[[ Exercise material, beginning ]]
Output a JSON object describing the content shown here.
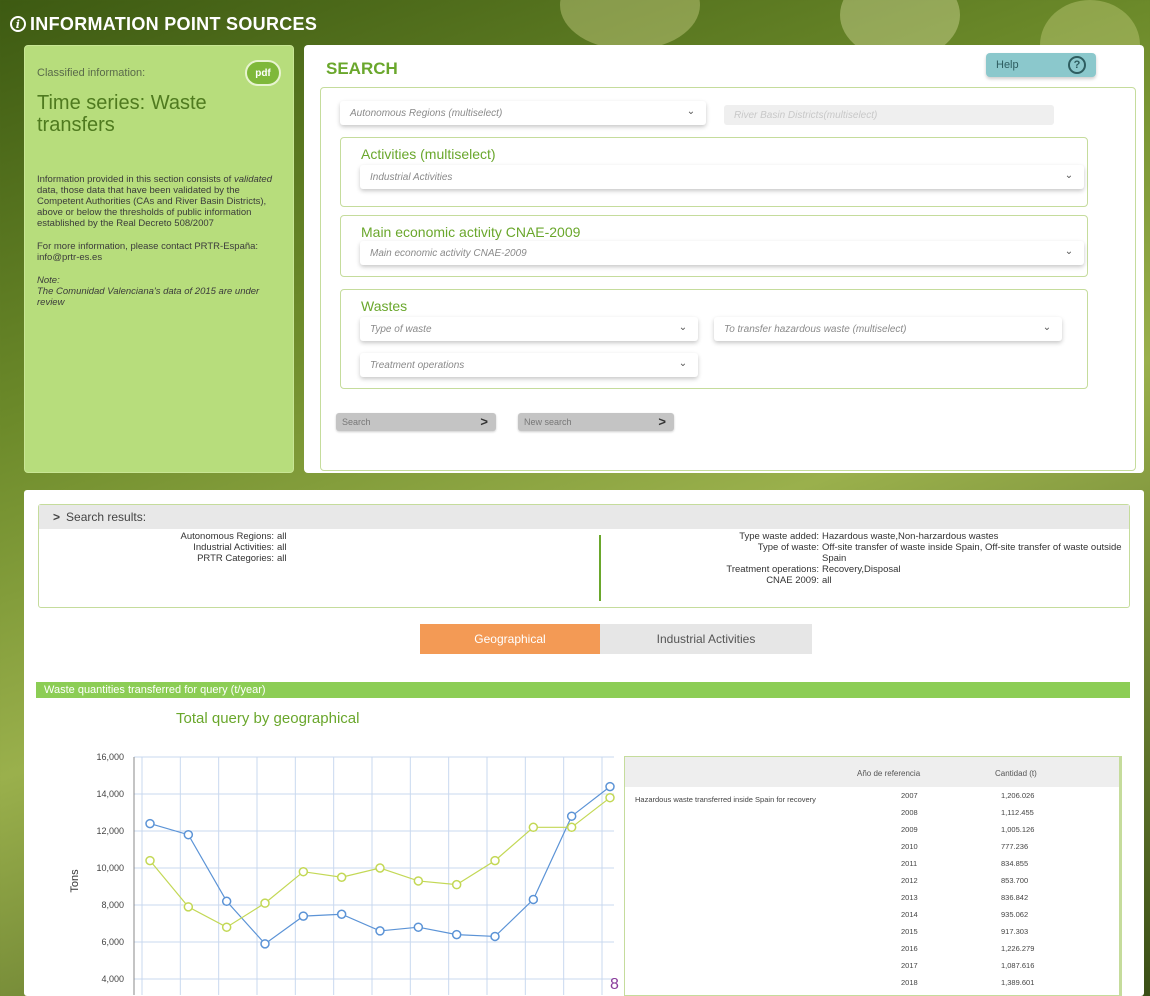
{
  "header": {
    "title": "INFORMATION POINT SOURCES",
    "icon": "info-icon"
  },
  "left_panel": {
    "classified_label": "Classified information:",
    "badge": "pdf",
    "title": "Time series: Waste transfers",
    "para1_a": "Information provided in this section consists of ",
    "para1_em": "validated",
    "para1_b": " data, those data that have been validated by the Competent Authorities (CAs and River Basin Districts), above or below the thresholds of public information established by the Real Decreto 508/2007",
    "para2": "For more information, please contact PRTR-España: info@prtr-es.es",
    "note_label": "Note:",
    "note_text": "The Comunidad Valenciana's data of 2015 are under review"
  },
  "search": {
    "title": "SEARCH",
    "help_label": "Help",
    "autonomous_regions": "Autonomous Regions (multiselect)",
    "river_basin": "River Basin Districts(multiselect)",
    "activities_title": "Activities (multiselect)",
    "activities_placeholder": "Industrial Activities",
    "cnae_title": "Main economic activity CNAE-2009",
    "cnae_placeholder": "Main economic activity CNAE-2009",
    "wastes_title": "Wastes",
    "type_of_waste": "Type of waste",
    "transfer_hazardous": "To transfer hazardous waste (multiselect)",
    "treatment_operations": "Treatment operations",
    "search_button": "Search",
    "new_search_button": "New search"
  },
  "results": {
    "header": "Search results:",
    "left": [
      {
        "k": "Autonomous Regions:",
        "v": "all"
      },
      {
        "k": "Industrial Activities:",
        "v": "all"
      },
      {
        "k": "PRTR Categories:",
        "v": "all"
      }
    ],
    "right": [
      {
        "k": "Type waste added:",
        "v": "Hazardous waste,Non-harzardous wastes"
      },
      {
        "k": "Type of waste:",
        "v": "Off-site transfer of waste inside Spain, Off-site transfer of waste outside Spain"
      },
      {
        "k": "Treatment operations:",
        "v": "Recovery,Disposal"
      },
      {
        "k": "CNAE 2009:",
        "v": "all"
      }
    ],
    "tab_geo": "Geographical",
    "tab_ind": "Industrial Activities",
    "bar_label": "Waste quantities transferred for query (t/year)",
    "chart_title": "Total query by geographical",
    "table": {
      "col_year": "Año de referencia",
      "col_qty": "Cantidad (t)",
      "row_label": "Hazardous waste transferred inside Spain for recovery",
      "years": [
        "2007",
        "2008",
        "2009",
        "2010",
        "2011",
        "2012",
        "2013",
        "2014",
        "2015",
        "2016",
        "2017",
        "2018"
      ],
      "quantities": [
        "1,206.026",
        "1,112.455",
        "1,005.126",
        "777.236",
        "834.855",
        "853.700",
        "836.842",
        "935.062",
        "917.303",
        "1,226.279",
        "1,087.616",
        "1,389.601"
      ]
    }
  },
  "chart_data": {
    "type": "line",
    "ylabel": "Tons",
    "yticks": [
      "16,000",
      "14,000",
      "12,000",
      "10,000",
      "8,000",
      "6,000",
      "4,000"
    ],
    "ylim": [
      4000,
      16000
    ],
    "series": [
      {
        "color": "#5b93d6",
        "values": [
          12400,
          11800,
          8200,
          5900,
          7400,
          7500,
          6600,
          6800,
          6400,
          6300,
          8300,
          12800,
          14400
        ]
      },
      {
        "color": "#c3d855",
        "values": [
          10400,
          7900,
          6800,
          8100,
          9800,
          9500,
          10000,
          9300,
          9100,
          10400,
          12200,
          12200,
          13800
        ]
      }
    ],
    "grid": true,
    "extra_label": "8"
  }
}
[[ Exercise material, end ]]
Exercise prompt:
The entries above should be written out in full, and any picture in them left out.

Result of this task:
Output a JSON object describing the content shown here.
{
  "header": {
    "title": "INFORMATION POINT SOURCES",
    "icon": "info-icon"
  },
  "left_panel": {
    "classified_label": "Classified information:",
    "badge": "pdf",
    "title": "Time series: Waste transfers",
    "para1_a": "Information provided in this section consists of ",
    "para1_em": "validated",
    "para1_b": " data, those data that have been validated by the Competent Authorities (CAs and River Basin Districts), above or below the thresholds of public information established by the Real Decreto 508/2007",
    "para2": "For more information, please contact PRTR-España: info@prtr-es.es",
    "note_label": "Note:",
    "note_text": "The Comunidad Valenciana's data of 2015 are under review"
  },
  "search": {
    "title": "SEARCH",
    "help_label": "Help",
    "autonomous_regions": "Autonomous Regions (multiselect)",
    "river_basin": "River Basin Districts(multiselect)",
    "activities_title": "Activities (multiselect)",
    "activities_placeholder": "Industrial Activities",
    "cnae_title": "Main economic activity CNAE-2009",
    "cnae_placeholder": "Main economic activity CNAE-2009",
    "wastes_title": "Wastes",
    "type_of_waste": "Type of waste",
    "transfer_hazardous": "To transfer hazardous waste (multiselect)",
    "treatment_operations": "Treatment operations",
    "search_button": "Search",
    "new_search_button": "New search"
  },
  "results": {
    "header": "Search results:",
    "left": [
      {
        "k": "Autonomous Regions:",
        "v": "all"
      },
      {
        "k": "Industrial Activities:",
        "v": "all"
      },
      {
        "k": "PRTR Categories:",
        "v": "all"
      }
    ],
    "right": [
      {
        "k": "Type waste added:",
        "v": "Hazardous waste,Non-harzardous wastes"
      },
      {
        "k": "Type of waste:",
        "v": "Off-site transfer of waste inside Spain, Off-site transfer of waste outside Spain"
      },
      {
        "k": "Treatment operations:",
        "v": "Recovery,Disposal"
      },
      {
        "k": "CNAE 2009:",
        "v": "all"
      }
    ],
    "tab_geo": "Geographical",
    "tab_ind": "Industrial Activities",
    "bar_label": "Waste quantities transferred for query (t/year)",
    "chart_title": "Total query by geographical",
    "table": {
      "col_year": "Año de referencia",
      "col_qty": "Cantidad (t)",
      "row_label": "Hazardous waste transferred inside Spain for recovery",
      "years": [
        "2007",
        "2008",
        "2009",
        "2010",
        "2011",
        "2012",
        "2013",
        "2014",
        "2015",
        "2016",
        "2017",
        "2018"
      ],
      "quantities": [
        "1,206.026",
        "1,112.455",
        "1,005.126",
        "777.236",
        "834.855",
        "853.700",
        "836.842",
        "935.062",
        "917.303",
        "1,226.279",
        "1,087.616",
        "1,389.601"
      ]
    }
  },
  "chart_data": {
    "type": "line",
    "ylabel": "Tons",
    "yticks": [
      "16,000",
      "14,000",
      "12,000",
      "10,000",
      "8,000",
      "6,000",
      "4,000"
    ],
    "ylim": [
      4000,
      16000
    ],
    "series": [
      {
        "color": "#5b93d6",
        "values": [
          12400,
          11800,
          8200,
          5900,
          7400,
          7500,
          6600,
          6800,
          6400,
          6300,
          8300,
          12800,
          14400
        ]
      },
      {
        "color": "#c3d855",
        "values": [
          10400,
          7900,
          6800,
          8100,
          9800,
          9500,
          10000,
          9300,
          9100,
          10400,
          12200,
          12200,
          13800
        ]
      }
    ],
    "grid": true,
    "extra_label": "8"
  }
}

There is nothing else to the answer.